The Relative Price Strength (RS) Rating measures a stock's 12-month price performance with those of all other publicly traded stocks. The RS rating also runs from 1 to 99, worst to best.

Well, you might ask, "Why shouldn't you just buy the EPS and RS 99s and sit back and count the money?" Come on, if it were that easy, my idiot brother-in-law could do it.

These ratings are crucial parts to the puzzle, yet they aren't the whole story. Remember, stocks can end stellar runs and top out with the very best of ratings.

Rather, the EPS and RS ratings should be used in tandem with your other research.

Ask: How is the market? If the broad market is correcting, you won't be buying anything anyway. But if the market is in a confirmed uptrend and acting healthy, you should always have a well-honed watch list. Corrections don't least forever.

Ask: How is the base? Is it sound and healthy? There are plenty of stocks in flawed bases that nevertheless show fabulous ratings. How? These are just numbers.

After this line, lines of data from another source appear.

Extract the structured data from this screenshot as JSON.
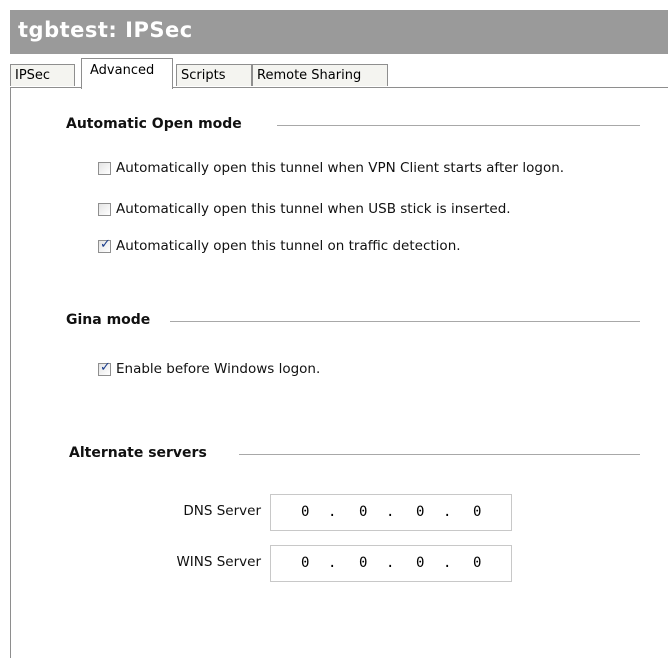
{
  "window": {
    "title": "tgbtest: IPSec"
  },
  "tabs": [
    {
      "label": "IPSec",
      "active": false
    },
    {
      "label": "Advanced",
      "active": true
    },
    {
      "label": "Scripts",
      "active": false
    },
    {
      "label": "Remote Sharing",
      "active": false
    }
  ],
  "automatic_open": {
    "title": "Automatic Open mode",
    "options": [
      {
        "label": "Automatically open this tunnel when VPN Client starts after logon.",
        "checked": false
      },
      {
        "label": "Automatically open this tunnel when USB stick is inserted.",
        "checked": false
      },
      {
        "label": "Automatically open this tunnel on traffic detection.",
        "checked": true
      }
    ]
  },
  "gina": {
    "title": "Gina mode",
    "options": [
      {
        "label": "Enable before Windows logon.",
        "checked": true
      }
    ]
  },
  "alternate_servers": {
    "title": "Alternate servers",
    "dns": {
      "label": "DNS Server",
      "octets": [
        "0",
        "0",
        "0",
        "0"
      ]
    },
    "wins": {
      "label": "WINS Server",
      "octets": [
        "0",
        "0",
        "0",
        "0"
      ]
    }
  },
  "colors": {
    "titlebar": "#9a9a9a",
    "title_text": "#ffffff",
    "check_mark": "#1a3d8c"
  }
}
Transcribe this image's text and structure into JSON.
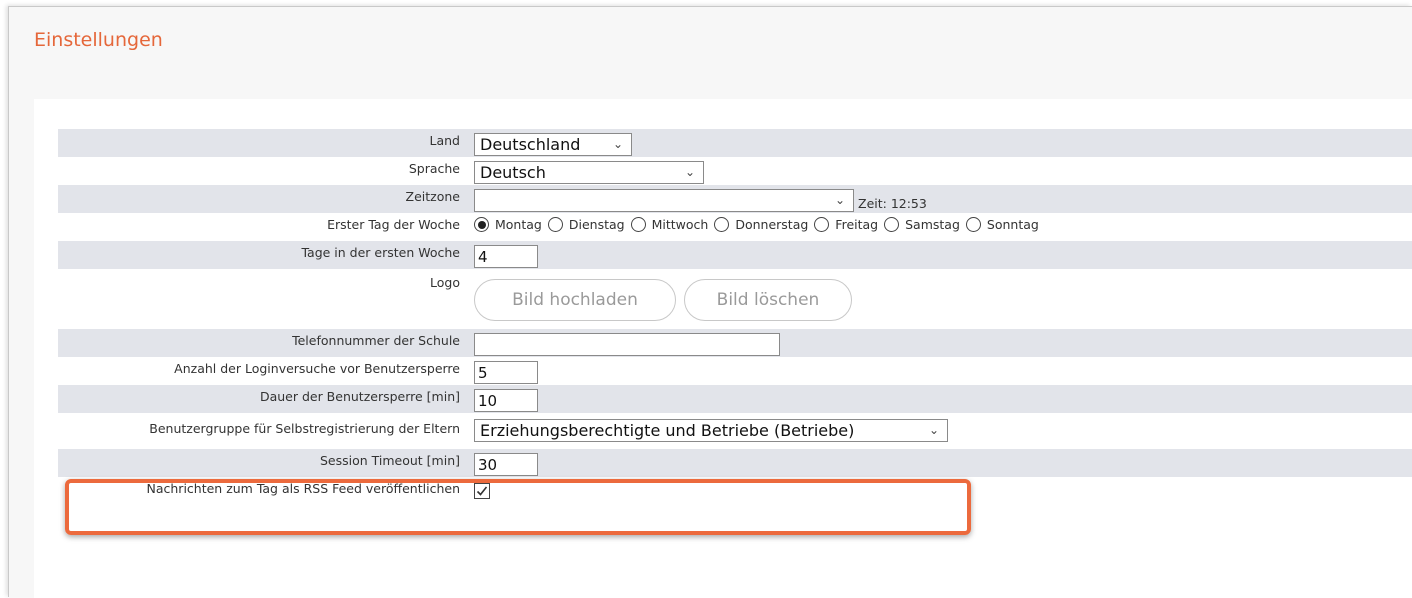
{
  "page_title": "Einstellungen",
  "colors": {
    "accent": "#e5673a",
    "highlight": "#ec6a3d",
    "row_alt": "#e2e4ea"
  },
  "fields": {
    "land": {
      "label": "Land",
      "value": "Deutschland"
    },
    "sprache": {
      "label": "Sprache",
      "value": "Deutsch"
    },
    "zeitzone": {
      "label": "Zeitzone",
      "value": "",
      "note": "Zeit: 12:53"
    },
    "erster_tag": {
      "label": "Erster Tag der Woche",
      "options": [
        "Montag",
        "Dienstag",
        "Mittwoch",
        "Donnerstag",
        "Freitag",
        "Samstag",
        "Sonntag"
      ],
      "selected": "Montag"
    },
    "tage_erste_woche": {
      "label": "Tage in der ersten Woche",
      "value": "4"
    },
    "logo": {
      "label": "Logo",
      "upload_label": "Bild hochladen",
      "delete_label": "Bild löschen"
    },
    "telefon": {
      "label": "Telefonnummer der Schule",
      "value": ""
    },
    "loginversuche": {
      "label": "Anzahl der Loginversuche vor Benutzersperre",
      "value": "5"
    },
    "sperre_dauer": {
      "label": "Dauer der Benutzersperre [min]",
      "value": "10"
    },
    "benutzergruppe": {
      "label": "Benutzergruppe für Selbstregistrierung der Eltern",
      "value": "Erziehungsberechtigte und Betriebe (Betriebe)"
    },
    "session_timeout": {
      "label": "Session Timeout [min]",
      "value": "30"
    },
    "rss": {
      "label": "Nachrichten zum Tag als RSS Feed veröffentlichen",
      "checked": true
    }
  },
  "icons": {
    "chevron": "chevron-down-icon",
    "check": "checkmark-icon"
  }
}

You have to go in and see if the base is tight, if accumulation is strong, if price-volume action is right.

Ask: Are you buying correctly? Lots of people lost money in stocks like Dell (DELL) and Starbucks (SBUX), even in their salad days. Leaderboard, the chart analyses in every IBD 50 and Big Cap 20 chart, and Daily Stock Analysis on Investors.com can help you buy and sell right.

Look at Chinese search-engine king Baidu (BIDU). The stock peaked on July 26, 2011. Its ratings could hardly have been better: a 99 EPS and 94 RS as of IBD's July 27 edition. Yet Baidu fell from 165.96 to 100.95 in nine weeks.

If you didn't look too closely you wouldn't have seen any problems. Like what? Earnings growth had slowed to 87% — an admittedly fabulous pace, but not quite the triple-digit gains seen the prior six quarters. And with a market share of 80%, Baidu would have been vulnerable at the appearance of a serious challenger — like its new rival, Qihoo 360 Technology (QIHU).